For the first time in many years, I gave myself permission to open a gate that had been firmly closed.
The one of music.
I don’t know where that inspiration came from, perhaps from the wind, from the river, the sky.
It was as if a torrent of water was suddenly released over a silent, arid, and deserted riverbed.
My hands began to move, remembering caresses, walking paths of ivory and ebony, dancing to the rhythm of my own magic.
The happiest years of my life returned in marvelous dances and contradanzas, waltzes, dulzuras, six by eights metrics.
They say that remembered joy does not make you happy. Sometimes quite the opposite and I really certify it, but this time I felt empowered to feel the joy of my music again.
It could be said that it was a moment of almost ecstasy, until an insect called conscience, a minimal distraction, brought me back to reality.
My hands froze on an F sharp and E flat.
That melodic stream that flowed to the sound of a “Cierto Curita” (*), coming from my reptilian memory, ceased.
If my friend Francisco had been here, he would have quoted our great Aquiles Nazoa saying: “Little girl playing piano, or wish I was deaf.”

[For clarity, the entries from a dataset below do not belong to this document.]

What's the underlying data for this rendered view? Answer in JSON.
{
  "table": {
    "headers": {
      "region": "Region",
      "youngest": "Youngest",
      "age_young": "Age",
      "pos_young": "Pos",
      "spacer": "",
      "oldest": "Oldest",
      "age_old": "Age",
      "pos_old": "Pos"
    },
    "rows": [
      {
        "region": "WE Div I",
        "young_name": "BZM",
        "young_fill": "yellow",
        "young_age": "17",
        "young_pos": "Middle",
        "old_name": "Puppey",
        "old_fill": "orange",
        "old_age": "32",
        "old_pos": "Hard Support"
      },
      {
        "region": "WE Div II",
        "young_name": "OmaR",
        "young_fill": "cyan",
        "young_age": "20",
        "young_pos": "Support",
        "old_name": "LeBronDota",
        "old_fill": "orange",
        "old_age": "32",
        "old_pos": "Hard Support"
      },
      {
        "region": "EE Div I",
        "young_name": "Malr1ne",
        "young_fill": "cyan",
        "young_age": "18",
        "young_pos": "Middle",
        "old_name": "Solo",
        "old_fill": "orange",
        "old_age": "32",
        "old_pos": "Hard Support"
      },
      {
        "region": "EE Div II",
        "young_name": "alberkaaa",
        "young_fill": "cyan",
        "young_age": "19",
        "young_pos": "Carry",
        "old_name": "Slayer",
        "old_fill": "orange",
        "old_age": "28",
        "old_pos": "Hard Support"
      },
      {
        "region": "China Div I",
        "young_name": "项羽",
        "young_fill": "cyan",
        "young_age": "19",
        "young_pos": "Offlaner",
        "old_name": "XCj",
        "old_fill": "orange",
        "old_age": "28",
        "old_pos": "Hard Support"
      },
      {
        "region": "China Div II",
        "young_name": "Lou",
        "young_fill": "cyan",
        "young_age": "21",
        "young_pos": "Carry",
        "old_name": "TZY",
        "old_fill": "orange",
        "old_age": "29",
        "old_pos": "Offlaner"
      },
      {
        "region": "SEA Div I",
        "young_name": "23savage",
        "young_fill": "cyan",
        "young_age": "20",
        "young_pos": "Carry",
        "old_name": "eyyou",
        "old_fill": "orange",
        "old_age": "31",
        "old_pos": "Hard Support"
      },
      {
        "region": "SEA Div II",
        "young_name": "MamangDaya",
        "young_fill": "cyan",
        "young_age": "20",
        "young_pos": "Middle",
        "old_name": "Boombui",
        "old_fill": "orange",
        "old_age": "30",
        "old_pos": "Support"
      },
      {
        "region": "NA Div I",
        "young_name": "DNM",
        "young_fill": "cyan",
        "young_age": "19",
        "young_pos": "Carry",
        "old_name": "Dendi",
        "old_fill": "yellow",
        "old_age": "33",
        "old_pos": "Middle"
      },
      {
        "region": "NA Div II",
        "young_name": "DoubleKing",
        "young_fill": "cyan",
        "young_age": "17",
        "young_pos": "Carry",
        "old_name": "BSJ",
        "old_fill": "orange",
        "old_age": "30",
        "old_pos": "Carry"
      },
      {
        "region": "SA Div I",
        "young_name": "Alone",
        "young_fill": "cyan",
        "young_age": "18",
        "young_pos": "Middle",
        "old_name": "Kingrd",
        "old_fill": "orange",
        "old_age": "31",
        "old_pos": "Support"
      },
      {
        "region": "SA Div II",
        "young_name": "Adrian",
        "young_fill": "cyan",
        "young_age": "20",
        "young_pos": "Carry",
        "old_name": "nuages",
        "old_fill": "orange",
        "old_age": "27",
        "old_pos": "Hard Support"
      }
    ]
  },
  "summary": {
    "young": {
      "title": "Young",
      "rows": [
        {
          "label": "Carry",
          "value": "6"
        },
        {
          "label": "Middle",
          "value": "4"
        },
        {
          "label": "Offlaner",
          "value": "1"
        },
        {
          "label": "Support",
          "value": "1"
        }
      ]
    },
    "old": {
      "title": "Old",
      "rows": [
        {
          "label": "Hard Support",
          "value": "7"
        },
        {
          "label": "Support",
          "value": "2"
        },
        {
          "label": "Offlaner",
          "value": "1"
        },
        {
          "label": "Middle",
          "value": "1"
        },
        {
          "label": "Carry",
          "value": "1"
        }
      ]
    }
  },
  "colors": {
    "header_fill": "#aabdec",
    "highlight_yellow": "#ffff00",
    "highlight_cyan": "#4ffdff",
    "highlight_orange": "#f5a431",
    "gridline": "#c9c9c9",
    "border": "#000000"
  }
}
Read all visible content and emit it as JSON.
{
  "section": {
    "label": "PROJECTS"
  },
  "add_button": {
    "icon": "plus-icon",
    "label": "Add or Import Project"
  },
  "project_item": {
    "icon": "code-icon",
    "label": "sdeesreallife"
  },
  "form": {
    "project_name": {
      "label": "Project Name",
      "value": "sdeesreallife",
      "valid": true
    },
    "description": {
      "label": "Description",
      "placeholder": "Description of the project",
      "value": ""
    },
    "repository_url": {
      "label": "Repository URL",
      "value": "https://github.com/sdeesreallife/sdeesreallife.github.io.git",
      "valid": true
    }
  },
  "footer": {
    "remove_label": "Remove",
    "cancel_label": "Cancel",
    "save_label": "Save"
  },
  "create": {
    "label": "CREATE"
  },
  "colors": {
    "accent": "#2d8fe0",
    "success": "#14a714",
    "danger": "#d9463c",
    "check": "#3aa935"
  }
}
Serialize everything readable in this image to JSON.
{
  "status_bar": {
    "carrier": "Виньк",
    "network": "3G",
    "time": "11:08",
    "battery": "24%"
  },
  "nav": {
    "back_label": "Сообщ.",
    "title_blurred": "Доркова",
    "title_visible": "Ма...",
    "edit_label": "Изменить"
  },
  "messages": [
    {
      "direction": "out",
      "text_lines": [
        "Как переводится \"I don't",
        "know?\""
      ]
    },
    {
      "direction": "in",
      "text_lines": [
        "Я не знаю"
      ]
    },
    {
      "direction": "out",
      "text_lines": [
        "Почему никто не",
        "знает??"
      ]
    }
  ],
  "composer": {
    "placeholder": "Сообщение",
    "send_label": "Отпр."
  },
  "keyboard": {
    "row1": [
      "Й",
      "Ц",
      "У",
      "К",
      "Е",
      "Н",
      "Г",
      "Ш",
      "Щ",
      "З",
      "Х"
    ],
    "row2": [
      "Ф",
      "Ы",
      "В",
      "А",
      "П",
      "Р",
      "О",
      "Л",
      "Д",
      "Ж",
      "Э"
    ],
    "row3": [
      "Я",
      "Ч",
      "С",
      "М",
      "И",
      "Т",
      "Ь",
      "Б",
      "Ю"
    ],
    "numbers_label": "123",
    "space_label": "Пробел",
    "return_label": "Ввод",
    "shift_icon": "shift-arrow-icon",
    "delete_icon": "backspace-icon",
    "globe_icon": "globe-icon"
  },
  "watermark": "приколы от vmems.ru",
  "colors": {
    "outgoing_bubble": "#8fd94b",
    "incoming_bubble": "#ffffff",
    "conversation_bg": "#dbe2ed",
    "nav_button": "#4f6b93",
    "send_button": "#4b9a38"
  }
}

But the important thing is my new intention. This renewed enthusiasm I feel to get my piano back. The Venezuelan music that my beautiful teacher Marilú taught me for years, those Mañanitas Caraqueñas, in my house in front of the Ávila.
She achieved the impossible; that my husband, my very phlegmatic British gentleman, quite an Englishman, would enjoy a cigarette humming a joropo (**), the “Jarro Mocho”, to be precise.
In general, memory is lousy, but my tactile memory is intact.
His hands. Venezuelan music. My piano.
Melodies that, like timeless birds, return, this time to make me happy again…
“Your hands are my caress,
my daily chords…”
Te Quiero, by Mario Benedetti
(*) Venezuelan waltz from late XIX century
(**) Typical Venezuelan music style. In 1882 it became Venezuela’s national dance and music. Formerly, the Spanish word joropo meant “a party”.